When I got into the photo business in the early 70s, 35mm and medium-format (120, 220, 620) were for professional photographers and serious amateurs. At the time, the dominant consumer cameras were Instamatics, which were instant-load cameras that took cartridge film. The first were 126; later came 110. Before the 1960’s, not every family had a camera; Instamatics’ ease of loading made photography much more mainstream. Family photography as we know it today came about in the late 1960’s. My dad had a Instamatic X45, which he loved.
126 film had negatives that were about the size of a 35mm negative, which was to say, negatives big enough to support good-sized enlargements. They were the first cameras to take flash cubes as opposed to flash bulbs, which made it possible to take four images in quick succession. Though the first 126 cameras were very simple, more complicated cameras came later, including the Kodak Retinas, which had interchangeable lenses.
In the 1960’s and 1970’s, Kodak was a marketing powerhouse, and one of the early adapters of personality-based marketing. 110 was a success from a marketing perspective, but because of the small size of the cameras, the film had to be quite narrow, which meant that the negatives were very small. Many people were frustrated by the marginal quality of images from 110—especially at sizes bigger than 4x6 or so.
35mm was originally for serious photographers, but the 35mm’s climb to dominance in the broader market was started by the Canon AE-1, and in particular, Canon’s Jimmy Connors advertising campaign.
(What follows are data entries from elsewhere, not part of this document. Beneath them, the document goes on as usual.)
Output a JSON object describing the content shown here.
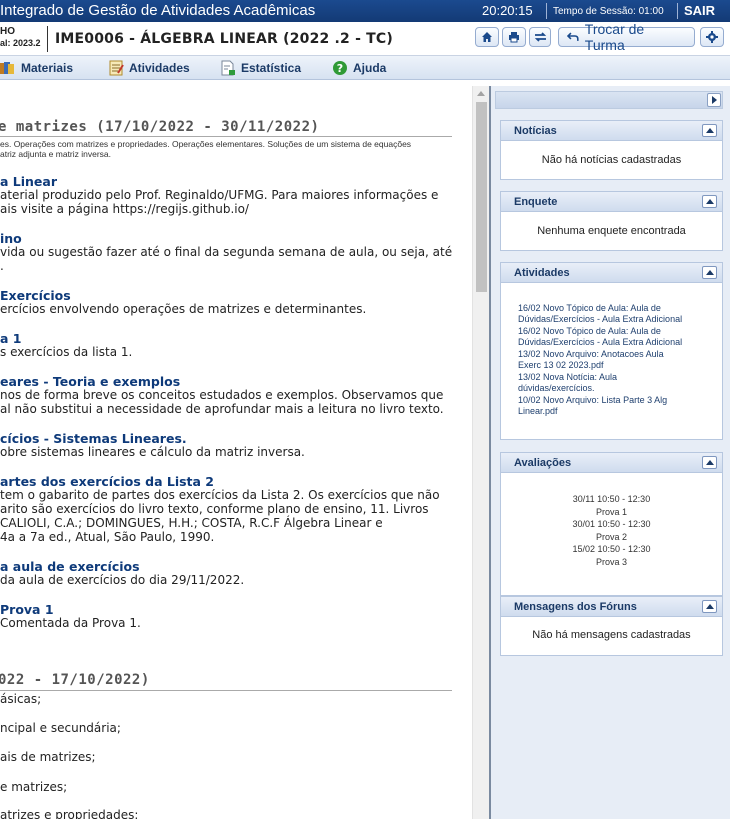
{
  "topbar": {
    "system_title": "Integrado de Gestão de Atividades Acadêmicas",
    "clock": "20:20:15",
    "session_label": "Tempo de Sessão: 01:00",
    "logout": "SAIR"
  },
  "header": {
    "user_line1": "HO",
    "user_line2": "al: 2023.2",
    "course_title": "IME0006 - ÁLGEBRA LINEAR (2022 .2 - TC)",
    "change_class_label": "Trocar de Turma"
  },
  "menu": [
    {
      "label": "Materiais",
      "icon": "books-icon"
    },
    {
      "label": "Atividades",
      "icon": "notepad-icon"
    },
    {
      "label": "Estatística",
      "icon": "document-chart-icon"
    },
    {
      "label": "Ajuda",
      "icon": "help-icon"
    }
  ],
  "main": {
    "topic1": {
      "title": "e matrizes (17/10/2022 - 30/11/2022)",
      "desc_line1": "es. Operações com matrizes e propriedades. Operações elementares. Soluções de um sistema de equações",
      "desc_line2": "atriz adjunta e matriz inversa.",
      "items": [
        {
          "title": "a Linear",
          "text": "aterial produzido pelo Prof. Reginaldo/UFMG. Para maiores informações e\nais visite a página https://regijs.github.io/"
        },
        {
          "title": "ino",
          "text": "vida ou sugestão fazer até o final da segunda semana de aula, ou seja, até\n."
        },
        {
          "title": "Exercícios",
          "text": "ercícios envolvendo operações de matrizes e determinantes."
        },
        {
          "title": "a 1",
          "text": "s exercícios da lista 1."
        },
        {
          "title": "eares - Teoria e exemplos",
          "text": "nos de forma breve os conceitos estudados e exemplos. Observamos que\nal não substitui a necessidade de aprofundar mais a leitura no livro texto."
        },
        {
          "title": "cícios - Sistemas Lineares.",
          "text": "obre sistemas lineares e cálculo da matriz inversa."
        },
        {
          "title": "artes dos exercícios da Lista 2",
          "text": "tem o gabarito de partes dos exercícios da Lista 2. Os exercícios que não\narito são exercícios do livro texto, conforme plano de ensino, 11. Livros\nCALIOLI, C.A.; DOMINGUES, H.H.; COSTA, R.C.F Álgebra Linear e\n4a a 7a ed., Atual, São Paulo, 1990."
        },
        {
          "title": "a aula de exercícios",
          "text": "da aula de exercícios do dia 29/11/2022."
        },
        {
          "title": " Prova 1",
          "text": "Comentada da Prova 1."
        }
      ]
    },
    "topic2": {
      "title": "022 - 17/10/2022)",
      "lines": [
        "ásicas;",
        "ncipal e secundária;",
        "ais de matrizes;",
        "e matrizes;",
        "atrizes e propriedades;"
      ]
    }
  },
  "sidebar": {
    "noticias": {
      "title": "Notícias",
      "message": "Não há notícias cadastradas"
    },
    "enquete": {
      "title": "Enquete",
      "message": "Nenhuma enquete encontrada"
    },
    "atividades": {
      "title": "Atividades",
      "items": [
        {
          "line1": "16/02 Novo Tópico de Aula: Aula de",
          "line2": "Dúvidas/Exercícios - Aula Extra Adicional"
        },
        {
          "line1": "16/02 Novo Tópico de Aula: Aula de",
          "line2": "Dúvidas/Exercícios - Aula Extra Adicional"
        },
        {
          "line1": "13/02 Novo Arquivo: Anotacoes Aula",
          "line2": "Exerc 13 02 2023.pdf"
        },
        {
          "line1": "13/02 Nova Notícia: Aula",
          "line2": "dúvidas/exercícios."
        },
        {
          "line1": "10/02 Novo Arquivo: Lista Parte 3 Alg",
          "line2": "Linear.pdf"
        }
      ]
    },
    "avaliacoes": {
      "title": "Avaliações",
      "items": [
        {
          "when": "30/11 10:50 - 12:30",
          "name": "Prova 1"
        },
        {
          "when": "30/01 10:50 - 12:30",
          "name": "Prova 2"
        },
        {
          "when": "15/02 10:50 - 12:30",
          "name": "Prova 3"
        }
      ]
    },
    "foruns": {
      "title": "Mensagens dos Fóruns",
      "message": "Não há mensagens cadastradas"
    }
  },
  "colors": {
    "brand": "#133a75",
    "link": "#0e3a7a",
    "panel_border": "#b7c7df"
  }
}
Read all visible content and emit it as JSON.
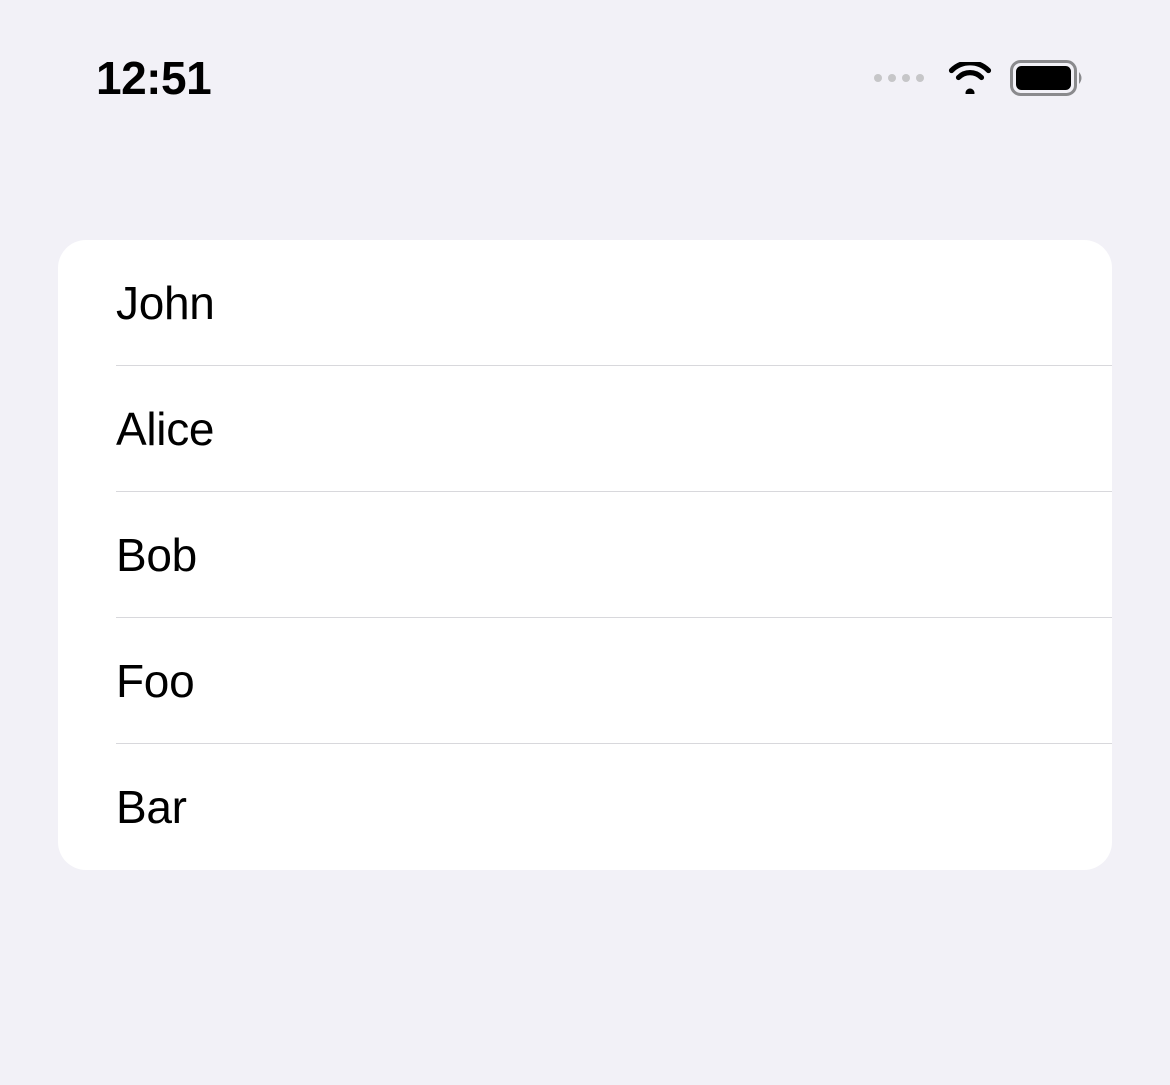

The camera was preprogrammed and fully automated. The pitch was something like, “the professionals use this, now you can too--professional quality images through automation.”
Kodak’s next innovation was disc film, in the early 1980s. The product launch was huge in advertising dollars, and there were attractions—especially the camera’s automation and its small size. However, the product had its liabilities--the image was too small to yield good prints. The film was color negative only, 15 exposure. It had to be loaded on a spindle and spun in chemistry to be developed.
APS stands for ‘Advanced Photo System’; it was a creation of a conglomerate of the major manufacturers of photo and photolab equipment (Kodak marketed it as ‘Advantix,’ Fuji Film as ‘Nexia,’ and Agfa as ‘Futura’). APS came out in the mid-1990’s, when photography was already anticipating the digital revolution; APS was marketed as a bridge to digital photography. In fact, the technology was not that different than that of standard analog photography. APS cameras were able to capture images of different aspect ratios--you could set your camera to ‘classic,’ ‘high-definition,’ or ‘panoramic.’ The film was a cartridge film, and it was possible to change film mid-roll.
From the 1990’s on, the emphasis in consumer photography came to be about producing better point-and-shoot cameras cheaper—and with more features for ease of use. Auto-load and auto-advance were both popular features. Eventually the trend culminated in single-use cameras, which made decent images available for very little more than the price of a roll of film.
The trend in late twentieth-century consumer photography was finding ways capture images more and more precisely at a lower and lower cost. By contrast, the return to film photography in the new millennium seems largely to be a “lo-fi revolution”—what is compelling about film to today’s photographers is largely the ways in which the image is captured imprecisely.